--- DATASET EXTRACT Enclosed Below ---

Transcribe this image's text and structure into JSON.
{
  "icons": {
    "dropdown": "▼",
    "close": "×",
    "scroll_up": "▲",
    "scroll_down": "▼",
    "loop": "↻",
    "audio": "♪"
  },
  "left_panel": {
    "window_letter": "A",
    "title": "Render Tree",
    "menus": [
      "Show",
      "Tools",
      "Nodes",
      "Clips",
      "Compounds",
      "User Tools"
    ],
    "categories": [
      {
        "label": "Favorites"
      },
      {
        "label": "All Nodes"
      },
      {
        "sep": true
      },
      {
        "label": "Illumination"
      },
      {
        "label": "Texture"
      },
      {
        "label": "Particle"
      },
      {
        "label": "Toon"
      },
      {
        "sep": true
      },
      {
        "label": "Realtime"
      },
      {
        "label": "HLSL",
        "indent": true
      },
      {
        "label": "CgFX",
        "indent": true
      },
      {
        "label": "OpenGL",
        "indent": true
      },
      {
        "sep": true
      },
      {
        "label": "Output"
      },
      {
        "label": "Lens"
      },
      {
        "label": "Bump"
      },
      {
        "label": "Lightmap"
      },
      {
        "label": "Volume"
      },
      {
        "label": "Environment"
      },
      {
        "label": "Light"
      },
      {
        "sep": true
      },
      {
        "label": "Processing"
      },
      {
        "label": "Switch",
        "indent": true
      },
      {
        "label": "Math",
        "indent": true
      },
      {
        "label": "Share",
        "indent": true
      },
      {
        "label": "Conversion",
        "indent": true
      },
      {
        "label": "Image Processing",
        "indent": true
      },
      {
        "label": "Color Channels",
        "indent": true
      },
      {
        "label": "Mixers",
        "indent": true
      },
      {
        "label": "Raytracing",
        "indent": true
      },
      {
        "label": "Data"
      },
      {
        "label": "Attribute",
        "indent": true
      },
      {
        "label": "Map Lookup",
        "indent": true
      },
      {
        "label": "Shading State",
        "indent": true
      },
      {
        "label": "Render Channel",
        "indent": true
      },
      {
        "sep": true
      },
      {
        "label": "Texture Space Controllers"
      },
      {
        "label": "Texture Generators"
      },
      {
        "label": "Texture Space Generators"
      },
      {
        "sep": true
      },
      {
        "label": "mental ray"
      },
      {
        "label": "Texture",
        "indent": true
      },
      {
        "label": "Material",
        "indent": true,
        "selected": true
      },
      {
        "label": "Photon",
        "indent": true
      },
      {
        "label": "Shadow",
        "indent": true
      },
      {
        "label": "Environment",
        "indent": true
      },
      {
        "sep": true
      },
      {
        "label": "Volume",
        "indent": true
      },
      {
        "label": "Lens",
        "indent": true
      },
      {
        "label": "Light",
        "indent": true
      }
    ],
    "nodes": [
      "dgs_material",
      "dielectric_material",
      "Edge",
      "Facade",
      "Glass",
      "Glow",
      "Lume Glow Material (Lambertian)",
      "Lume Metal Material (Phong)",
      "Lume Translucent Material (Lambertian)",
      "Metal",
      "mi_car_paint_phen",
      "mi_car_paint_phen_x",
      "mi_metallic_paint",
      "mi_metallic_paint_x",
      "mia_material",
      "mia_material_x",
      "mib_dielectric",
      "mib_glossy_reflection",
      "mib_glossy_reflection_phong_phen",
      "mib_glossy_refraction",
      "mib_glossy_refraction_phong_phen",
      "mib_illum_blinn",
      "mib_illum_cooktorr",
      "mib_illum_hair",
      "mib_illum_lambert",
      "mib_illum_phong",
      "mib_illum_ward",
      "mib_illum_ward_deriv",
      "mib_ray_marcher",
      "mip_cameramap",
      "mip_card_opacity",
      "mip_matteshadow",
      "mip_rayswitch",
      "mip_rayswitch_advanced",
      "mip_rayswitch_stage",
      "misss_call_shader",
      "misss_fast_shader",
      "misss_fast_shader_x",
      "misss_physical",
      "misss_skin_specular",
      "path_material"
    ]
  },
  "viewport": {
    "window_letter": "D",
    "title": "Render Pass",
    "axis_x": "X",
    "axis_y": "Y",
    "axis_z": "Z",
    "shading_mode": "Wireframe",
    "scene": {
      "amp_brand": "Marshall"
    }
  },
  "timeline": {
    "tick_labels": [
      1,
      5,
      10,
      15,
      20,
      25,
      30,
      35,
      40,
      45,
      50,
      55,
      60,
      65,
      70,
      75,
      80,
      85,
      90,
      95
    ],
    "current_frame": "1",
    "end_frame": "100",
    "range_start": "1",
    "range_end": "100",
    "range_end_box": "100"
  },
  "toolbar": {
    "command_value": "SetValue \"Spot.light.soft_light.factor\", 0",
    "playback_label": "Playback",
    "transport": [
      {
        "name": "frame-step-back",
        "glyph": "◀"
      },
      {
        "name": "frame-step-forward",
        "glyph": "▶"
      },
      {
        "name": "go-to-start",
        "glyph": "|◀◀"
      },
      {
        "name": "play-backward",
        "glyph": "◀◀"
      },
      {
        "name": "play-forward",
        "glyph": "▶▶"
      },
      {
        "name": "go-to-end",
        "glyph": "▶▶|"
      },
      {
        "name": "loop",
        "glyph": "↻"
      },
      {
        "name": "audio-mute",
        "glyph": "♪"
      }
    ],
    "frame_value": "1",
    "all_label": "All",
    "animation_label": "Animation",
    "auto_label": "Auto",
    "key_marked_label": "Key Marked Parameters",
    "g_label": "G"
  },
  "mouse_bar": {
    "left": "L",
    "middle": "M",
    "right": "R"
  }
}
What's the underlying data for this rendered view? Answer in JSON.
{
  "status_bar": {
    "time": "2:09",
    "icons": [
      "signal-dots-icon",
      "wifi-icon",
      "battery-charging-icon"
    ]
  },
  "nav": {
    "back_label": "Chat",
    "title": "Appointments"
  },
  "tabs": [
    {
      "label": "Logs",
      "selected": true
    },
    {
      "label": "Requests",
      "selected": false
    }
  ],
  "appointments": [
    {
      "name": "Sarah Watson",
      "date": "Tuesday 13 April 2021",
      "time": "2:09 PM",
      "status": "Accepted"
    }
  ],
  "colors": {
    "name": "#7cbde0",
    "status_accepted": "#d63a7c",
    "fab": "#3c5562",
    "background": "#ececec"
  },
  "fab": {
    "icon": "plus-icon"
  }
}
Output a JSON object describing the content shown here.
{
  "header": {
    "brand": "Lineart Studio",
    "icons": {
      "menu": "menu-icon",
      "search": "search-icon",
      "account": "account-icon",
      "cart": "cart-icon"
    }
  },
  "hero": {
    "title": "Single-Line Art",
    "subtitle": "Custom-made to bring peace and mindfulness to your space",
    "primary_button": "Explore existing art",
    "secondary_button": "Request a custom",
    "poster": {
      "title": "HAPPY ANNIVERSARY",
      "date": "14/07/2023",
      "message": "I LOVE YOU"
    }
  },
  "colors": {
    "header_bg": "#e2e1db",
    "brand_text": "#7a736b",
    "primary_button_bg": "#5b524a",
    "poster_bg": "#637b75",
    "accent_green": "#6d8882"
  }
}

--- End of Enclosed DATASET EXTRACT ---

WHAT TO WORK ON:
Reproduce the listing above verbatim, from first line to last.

WRITTEN SOLUTION:
Transcribe this image's text and structure into JSON.
{
  "icons": {
    "dropdown": "▼",
    "close": "×",
    "scroll_up": "▲",
    "scroll_down": "▼",
    "loop": "↻",
    "audio": "♪"
  },
  "left_panel": {
    "window_letter": "A",
    "title": "Render Tree",
    "menus": [
      "Show",
      "Tools",
      "Nodes",
      "Clips",
      "Compounds",
      "User Tools"
    ],
    "categories": [
      {
        "label": "Favorites"
      },
      {
        "label": "All Nodes"
      },
      {
        "sep": true
      },
      {
        "label": "Illumination"
      },
      {
        "label": "Texture"
      },
      {
        "label": "Particle"
      },
      {
        "label": "Toon"
      },
      {
        "sep": true
      },
      {
        "label": "Realtime"
      },
      {
        "label": "HLSL",
        "indent": true
      },
      {
        "label": "CgFX",
        "indent": true
      },
      {
        "label": "OpenGL",
        "indent": true
      },
      {
        "sep": true
      },
      {
        "label": "Output"
      },
      {
        "label": "Lens"
      },
      {
        "label": "Bump"
      },
      {
        "label": "Lightmap"
      },
      {
        "label": "Volume"
      },
      {
        "label": "Environment"
      },
      {
        "label": "Light"
      },
      {
        "sep": true
      },
      {
        "label": "Processing"
      },
      {
        "label": "Switch",
        "indent": true
      },
      {
        "label": "Math",
        "indent": true
      },
      {
        "label": "Share",
        "indent": true
      },
      {
        "label": "Conversion",
        "indent": true
      },
      {
        "label": "Image Processing",
        "indent": true
      },
      {
        "label": "Color Channels",
        "indent": true
      },
      {
        "label": "Mixers",
        "indent": true
      },
      {
        "label": "Raytracing",
        "indent": true
      },
      {
        "label": "Data"
      },
      {
        "label": "Attribute",
        "indent": true
      },
      {
        "label": "Map Lookup",
        "indent": true
      },
      {
        "label": "Shading State",
        "indent": true
      },
      {
        "label": "Render Channel",
        "indent": true
      },
      {
        "sep": true
      },
      {
        "label": "Texture Space Controllers"
      },
      {
        "label": "Texture Generators"
      },
      {
        "label": "Texture Space Generators"
      },
      {
        "sep": true
      },
      {
        "label": "mental ray"
      },
      {
        "label": "Texture",
        "indent": true
      },
      {
        "label": "Material",
        "indent": true,
        "selected": true
      },
      {
        "label": "Photon",
        "indent": true
      },
      {
        "label": "Shadow",
        "indent": true
      },
      {
        "label": "Environment",
        "indent": true
      },
      {
        "sep": true
      },
      {
        "label": "Volume",
        "indent": true
      },
      {
        "label": "Lens",
        "indent": true
      },
      {
        "label": "Light",
        "indent": true
      }
    ],
    "nodes": [
      "dgs_material",
      "dielectric_material",
      "Edge",
      "Facade",
      "Glass",
      "Glow",
      "Lume Glow Material (Lambertian)",
      "Lume Metal Material (Phong)",
      "Lume Translucent Material (Lambertian)",
      "Metal",
      "mi_car_paint_phen",
      "mi_car_paint_phen_x",
      "mi_metallic_paint",
      "mi_metallic_paint_x",
      "mia_material",
      "mia_material_x",
      "mib_dielectric",
      "mib_glossy_reflection",
      "mib_glossy_reflection_phong_phen",
      "mib_glossy_refraction",
      "mib_glossy_refraction_phong_phen",
      "mib_illum_blinn",
      "mib_illum_cooktorr",
      "mib_illum_hair",
      "mib_illum_lambert",
      "mib_illum_phong",
      "mib_illum_ward",
      "mib_illum_ward_deriv",
      "mib_ray_marcher",
      "mip_cameramap",
      "mip_card_opacity",
      "mip_matteshadow",
      "mip_rayswitch",
      "mip_rayswitch_advanced",
      "mip_rayswitch_stage",
      "misss_call_shader",
      "misss_fast_shader",
      "misss_fast_shader_x",
      "misss_physical",
      "misss_skin_specular",
      "path_material"
    ]
  },
  "viewport": {
    "window_letter": "D",
    "title": "Render Pass",
    "axis_x": "X",
    "axis_y": "Y",
    "axis_z": "Z",
    "shading_mode": "Wireframe",
    "scene": {
      "amp_brand": "Marshall"
    }
  },
  "timeline": {
    "tick_labels": [
      1,
      5,
      10,
      15,
      20,
      25,
      30,
      35,
      40,
      45,
      50,
      55,
      60,
      65,
      70,
      75,
      80,
      85,
      90,
      95
    ],
    "current_frame": "1",
    "end_frame": "100",
    "range_start": "1",
    "range_end": "100",
    "range_end_box": "100"
  },
  "toolbar": {
    "command_value": "SetValue \"Spot.light.soft_light.factor\", 0",
    "playback_label": "Playback",
    "transport": [
      {
        "name": "frame-step-back",
        "glyph": "◀"
      },
      {
        "name": "frame-step-forward",
        "glyph": "▶"
      },
      {
        "name": "go-to-start",
        "glyph": "|◀◀"
      },
      {
        "name": "play-backward",
        "glyph": "◀◀"
      },
      {
        "name": "play-forward",
        "glyph": "▶▶"
      },
      {
        "name": "go-to-end",
        "glyph": "▶▶|"
      },
      {
        "name": "loop",
        "glyph": "↻"
      },
      {
        "name": "audio-mute",
        "glyph": "♪"
      }
    ],
    "frame_value": "1",
    "all_label": "All",
    "animation_label": "Animation",
    "auto_label": "Auto",
    "key_marked_label": "Key Marked Parameters",
    "g_label": "G"
  },
  "mouse_bar": {
    "left": "L",
    "middle": "M",
    "right": "R"
  }
}
What's the underlying data for this rendered view? Answer in JSON.
{
  "status_bar": {
    "time": "2:09",
    "icons": [
      "signal-dots-icon",
      "wifi-icon",
      "battery-charging-icon"
    ]
  },
  "nav": {
    "back_label": "Chat",
    "title": "Appointments"
  },
  "tabs": [
    {
      "label": "Logs",
      "selected": true
    },
    {
      "label": "Requests",
      "selected": false
    }
  ],
  "appointments": [
    {
      "name": "Sarah Watson",
      "date": "Tuesday 13 April 2021",
      "time": "2:09 PM",
      "status": "Accepted"
    }
  ],
  "colors": {
    "name": "#7cbde0",
    "status_accepted": "#d63a7c",
    "fab": "#3c5562",
    "background": "#ececec"
  },
  "fab": {
    "icon": "plus-icon"
  }
}
Output a JSON object describing the content shown here.
{
  "header": {
    "brand": "Lineart Studio",
    "icons": {
      "menu": "menu-icon",
      "search": "search-icon",
      "account": "account-icon",
      "cart": "cart-icon"
    }
  },
  "hero": {
    "title": "Single-Line Art",
    "subtitle": "Custom-made to bring peace and mindfulness to your space",
    "primary_button": "Explore existing art",
    "secondary_button": "Request a custom",
    "poster": {
      "title": "HAPPY ANNIVERSARY",
      "date": "14/07/2023",
      "message": "I LOVE YOU"
    }
  },
  "colors": {
    "header_bg": "#e2e1db",
    "brand_text": "#7a736b",
    "primary_button_bg": "#5b524a",
    "poster_bg": "#637b75",
    "accent_green": "#6d8882"
  }
}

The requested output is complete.